### Assignment
Please reproduce all of the entries exactly, without omitting any.
══ Source data ══
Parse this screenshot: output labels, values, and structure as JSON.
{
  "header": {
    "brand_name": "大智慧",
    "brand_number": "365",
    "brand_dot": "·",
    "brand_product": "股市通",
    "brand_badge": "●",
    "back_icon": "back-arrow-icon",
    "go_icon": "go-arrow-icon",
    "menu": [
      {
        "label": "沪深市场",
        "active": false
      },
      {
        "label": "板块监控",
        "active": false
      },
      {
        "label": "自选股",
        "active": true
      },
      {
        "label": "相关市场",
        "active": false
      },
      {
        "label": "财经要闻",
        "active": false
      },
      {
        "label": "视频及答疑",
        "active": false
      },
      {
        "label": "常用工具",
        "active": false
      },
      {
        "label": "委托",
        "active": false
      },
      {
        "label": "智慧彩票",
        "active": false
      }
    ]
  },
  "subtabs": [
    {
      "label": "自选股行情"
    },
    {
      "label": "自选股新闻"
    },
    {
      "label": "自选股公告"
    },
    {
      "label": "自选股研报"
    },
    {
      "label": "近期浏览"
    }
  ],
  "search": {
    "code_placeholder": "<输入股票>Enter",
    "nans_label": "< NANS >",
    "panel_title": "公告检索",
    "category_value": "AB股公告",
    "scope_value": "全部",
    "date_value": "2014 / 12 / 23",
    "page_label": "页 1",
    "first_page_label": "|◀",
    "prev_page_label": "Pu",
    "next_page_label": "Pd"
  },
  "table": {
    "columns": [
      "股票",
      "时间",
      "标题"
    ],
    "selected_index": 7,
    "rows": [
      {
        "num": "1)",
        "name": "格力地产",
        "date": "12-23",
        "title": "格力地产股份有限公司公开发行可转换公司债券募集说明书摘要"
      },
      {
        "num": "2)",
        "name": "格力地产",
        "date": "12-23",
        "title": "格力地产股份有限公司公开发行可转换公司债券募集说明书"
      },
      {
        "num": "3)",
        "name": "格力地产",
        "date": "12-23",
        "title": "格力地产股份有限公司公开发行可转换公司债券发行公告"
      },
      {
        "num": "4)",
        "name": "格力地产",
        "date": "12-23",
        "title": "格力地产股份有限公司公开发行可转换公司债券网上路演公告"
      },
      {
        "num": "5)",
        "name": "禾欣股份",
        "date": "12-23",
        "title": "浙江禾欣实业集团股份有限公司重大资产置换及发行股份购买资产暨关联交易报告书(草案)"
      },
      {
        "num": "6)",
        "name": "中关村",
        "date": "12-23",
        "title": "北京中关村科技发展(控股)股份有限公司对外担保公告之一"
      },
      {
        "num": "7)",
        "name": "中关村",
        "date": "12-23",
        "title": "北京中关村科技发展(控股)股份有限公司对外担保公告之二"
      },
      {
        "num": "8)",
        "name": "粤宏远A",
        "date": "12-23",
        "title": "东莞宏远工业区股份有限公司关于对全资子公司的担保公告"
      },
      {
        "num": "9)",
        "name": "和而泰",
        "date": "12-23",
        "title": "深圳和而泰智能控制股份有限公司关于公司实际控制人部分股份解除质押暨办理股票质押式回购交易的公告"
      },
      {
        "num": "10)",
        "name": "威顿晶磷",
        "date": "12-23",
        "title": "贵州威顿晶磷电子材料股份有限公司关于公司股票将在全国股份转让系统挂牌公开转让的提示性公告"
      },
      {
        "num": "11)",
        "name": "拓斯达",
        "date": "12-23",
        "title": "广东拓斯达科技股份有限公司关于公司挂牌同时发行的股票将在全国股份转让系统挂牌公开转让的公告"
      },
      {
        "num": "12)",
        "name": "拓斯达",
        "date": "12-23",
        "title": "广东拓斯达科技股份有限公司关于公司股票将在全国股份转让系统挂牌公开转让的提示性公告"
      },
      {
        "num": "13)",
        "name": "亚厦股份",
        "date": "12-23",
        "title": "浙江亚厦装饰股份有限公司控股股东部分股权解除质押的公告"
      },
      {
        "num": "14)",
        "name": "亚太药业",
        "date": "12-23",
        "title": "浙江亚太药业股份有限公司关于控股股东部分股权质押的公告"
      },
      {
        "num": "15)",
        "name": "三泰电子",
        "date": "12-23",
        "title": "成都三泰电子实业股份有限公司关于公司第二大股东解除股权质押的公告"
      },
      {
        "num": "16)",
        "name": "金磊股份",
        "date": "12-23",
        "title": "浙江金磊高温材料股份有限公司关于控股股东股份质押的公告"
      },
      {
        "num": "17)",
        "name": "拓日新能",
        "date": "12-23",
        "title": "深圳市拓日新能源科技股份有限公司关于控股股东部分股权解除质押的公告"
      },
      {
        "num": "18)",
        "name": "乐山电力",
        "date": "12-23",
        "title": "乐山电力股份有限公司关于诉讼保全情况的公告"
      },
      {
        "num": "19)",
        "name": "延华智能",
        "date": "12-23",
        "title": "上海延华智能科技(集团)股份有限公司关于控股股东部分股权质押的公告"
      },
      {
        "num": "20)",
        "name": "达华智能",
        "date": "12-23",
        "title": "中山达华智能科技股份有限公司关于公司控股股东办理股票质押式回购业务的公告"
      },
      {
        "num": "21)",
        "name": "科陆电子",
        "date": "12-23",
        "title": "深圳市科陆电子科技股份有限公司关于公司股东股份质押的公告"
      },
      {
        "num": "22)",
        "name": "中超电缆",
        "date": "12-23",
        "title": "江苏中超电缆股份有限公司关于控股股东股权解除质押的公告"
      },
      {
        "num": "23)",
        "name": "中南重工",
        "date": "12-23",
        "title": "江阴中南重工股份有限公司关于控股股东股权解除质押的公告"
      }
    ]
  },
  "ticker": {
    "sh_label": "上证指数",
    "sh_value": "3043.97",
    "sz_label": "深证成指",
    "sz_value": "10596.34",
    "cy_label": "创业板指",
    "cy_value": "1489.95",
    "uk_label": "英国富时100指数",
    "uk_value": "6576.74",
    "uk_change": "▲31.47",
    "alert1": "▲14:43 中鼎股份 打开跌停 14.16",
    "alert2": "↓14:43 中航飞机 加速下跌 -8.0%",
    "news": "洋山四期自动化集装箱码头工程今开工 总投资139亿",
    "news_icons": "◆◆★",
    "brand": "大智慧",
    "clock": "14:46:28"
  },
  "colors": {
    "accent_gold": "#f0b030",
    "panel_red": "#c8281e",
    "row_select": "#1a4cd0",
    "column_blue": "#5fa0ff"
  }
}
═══
### Solved exercise
Parse this screenshot: output labels, values, and structure as JSON.
{
  "header": {
    "brand_name": "大智慧",
    "brand_number": "365",
    "brand_dot": "·",
    "brand_product": "股市通",
    "brand_badge": "●",
    "back_icon": "back-arrow-icon",
    "go_icon": "go-arrow-icon",
    "menu": [
      {
        "label": "沪深市场",
        "active": false
      },
      {
        "label": "板块监控",
        "active": false
      },
      {
        "label": "自选股",
        "active": true
      },
      {
        "label": "相关市场",
        "active": false
      },
      {
        "label": "财经要闻",
        "active": false
      },
      {
        "label": "视频及答疑",
        "active": false
      },
      {
        "label": "常用工具",
        "active": false
      },
      {
        "label": "委托",
        "active": false
      },
      {
        "label": "智慧彩票",
        "active": false
      }
    ]
  },
  "subtabs": [
    {
      "label": "自选股行情"
    },
    {
      "label": "自选股新闻"
    },
    {
      "label": "自选股公告"
    },
    {
      "label": "自选股研报"
    },
    {
      "label": "近期浏览"
    }
  ],
  "search": {
    "code_placeholder": "<输入股票>Enter",
    "nans_label": "< NANS >",
    "panel_title": "公告检索",
    "category_value": "AB股公告",
    "scope_value": "全部",
    "date_value": "2014 / 12 / 23",
    "page_label": "页 1",
    "first_page_label": "|◀",
    "prev_page_label": "Pu",
    "next_page_label": "Pd"
  },
  "table": {
    "columns": [
      "股票",
      "时间",
      "标题"
    ],
    "selected_index": 7,
    "rows": [
      {
        "num": "1)",
        "name": "格力地产",
        "date": "12-23",
        "title": "格力地产股份有限公司公开发行可转换公司债券募集说明书摘要"
      },
      {
        "num": "2)",
        "name": "格力地产",
        "date": "12-23",
        "title": "格力地产股份有限公司公开发行可转换公司债券募集说明书"
      },
      {
        "num": "3)",
        "name": "格力地产",
        "date": "12-23",
        "title": "格力地产股份有限公司公开发行可转换公司债券发行公告"
      },
      {
        "num": "4)",
        "name": "格力地产",
        "date": "12-23",
        "title": "格力地产股份有限公司公开发行可转换公司债券网上路演公告"
      },
      {
        "num": "5)",
        "name": "禾欣股份",
        "date": "12-23",
        "title": "浙江禾欣实业集团股份有限公司重大资产置换及发行股份购买资产暨关联交易报告书(草案)"
      },
      {
        "num": "6)",
        "name": "中关村",
        "date": "12-23",
        "title": "北京中关村科技发展(控股)股份有限公司对外担保公告之一"
      },
      {
        "num": "7)",
        "name": "中关村",
        "date": "12-23",
        "title": "北京中关村科技发展(控股)股份有限公司对外担保公告之二"
      },
      {
        "num": "8)",
        "name": "粤宏远A",
        "date": "12-23",
        "title": "东莞宏远工业区股份有限公司关于对全资子公司的担保公告"
      },
      {
        "num": "9)",
        "name": "和而泰",
        "date": "12-23",
        "title": "深圳和而泰智能控制股份有限公司关于公司实际控制人部分股份解除质押暨办理股票质押式回购交易的公告"
      },
      {
        "num": "10)",
        "name": "威顿晶磷",
        "date": "12-23",
        "title": "贵州威顿晶磷电子材料股份有限公司关于公司股票将在全国股份转让系统挂牌公开转让的提示性公告"
      },
      {
        "num": "11)",
        "name": "拓斯达",
        "date": "12-23",
        "title": "广东拓斯达科技股份有限公司关于公司挂牌同时发行的股票将在全国股份转让系统挂牌公开转让的公告"
      },
      {
        "num": "12)",
        "name": "拓斯达",
        "date": "12-23",
        "title": "广东拓斯达科技股份有限公司关于公司股票将在全国股份转让系统挂牌公开转让的提示性公告"
      },
      {
        "num": "13)",
        "name": "亚厦股份",
        "date": "12-23",
        "title": "浙江亚厦装饰股份有限公司控股股东部分股权解除质押的公告"
      },
      {
        "num": "14)",
        "name": "亚太药业",
        "date": "12-23",
        "title": "浙江亚太药业股份有限公司关于控股股东部分股权质押的公告"
      },
      {
        "num": "15)",
        "name": "三泰电子",
        "date": "12-23",
        "title": "成都三泰电子实业股份有限公司关于公司第二大股东解除股权质押的公告"
      },
      {
        "num": "16)",
        "name": "金磊股份",
        "date": "12-23",
        "title": "浙江金磊高温材料股份有限公司关于控股股东股份质押的公告"
      },
      {
        "num": "17)",
        "name": "拓日新能",
        "date": "12-23",
        "title": "深圳市拓日新能源科技股份有限公司关于控股股东部分股权解除质押的公告"
      },
      {
        "num": "18)",
        "name": "乐山电力",
        "date": "12-23",
        "title": "乐山电力股份有限公司关于诉讼保全情况的公告"
      },
      {
        "num": "19)",
        "name": "延华智能",
        "date": "12-23",
        "title": "上海延华智能科技(集团)股份有限公司关于控股股东部分股权质押的公告"
      },
      {
        "num": "20)",
        "name": "达华智能",
        "date": "12-23",
        "title": "中山达华智能科技股份有限公司关于公司控股股东办理股票质押式回购业务的公告"
      },
      {
        "num": "21)",
        "name": "科陆电子",
        "date": "12-23",
        "title": "深圳市科陆电子科技股份有限公司关于公司股东股份质押的公告"
      },
      {
        "num": "22)",
        "name": "中超电缆",
        "date": "12-23",
        "title": "江苏中超电缆股份有限公司关于控股股东股权解除质押的公告"
      },
      {
        "num": "23)",
        "name": "中南重工",
        "date": "12-23",
        "title": "江阴中南重工股份有限公司关于控股股东股权解除质押的公告"
      }
    ]
  },
  "ticker": {
    "sh_label": "上证指数",
    "sh_value": "3043.97",
    "sz_label": "深证成指",
    "sz_value": "10596.34",
    "cy_label": "创业板指",
    "cy_value": "1489.95",
    "uk_label": "英国富时100指数",
    "uk_value": "6576.74",
    "uk_change": "▲31.47",
    "alert1": "▲14:43 中鼎股份 打开跌停 14.16",
    "alert2": "↓14:43 中航飞机 加速下跌 -8.0%",
    "news": "洋山四期自动化集装箱码头工程今开工 总投资139亿",
    "news_icons": "◆◆★",
    "brand": "大智慧",
    "clock": "14:46:28"
  },
  "colors": {
    "accent_gold": "#f0b030",
    "panel_red": "#c8281e",
    "row_select": "#1a4cd0",
    "column_blue": "#5fa0ff"
  }
}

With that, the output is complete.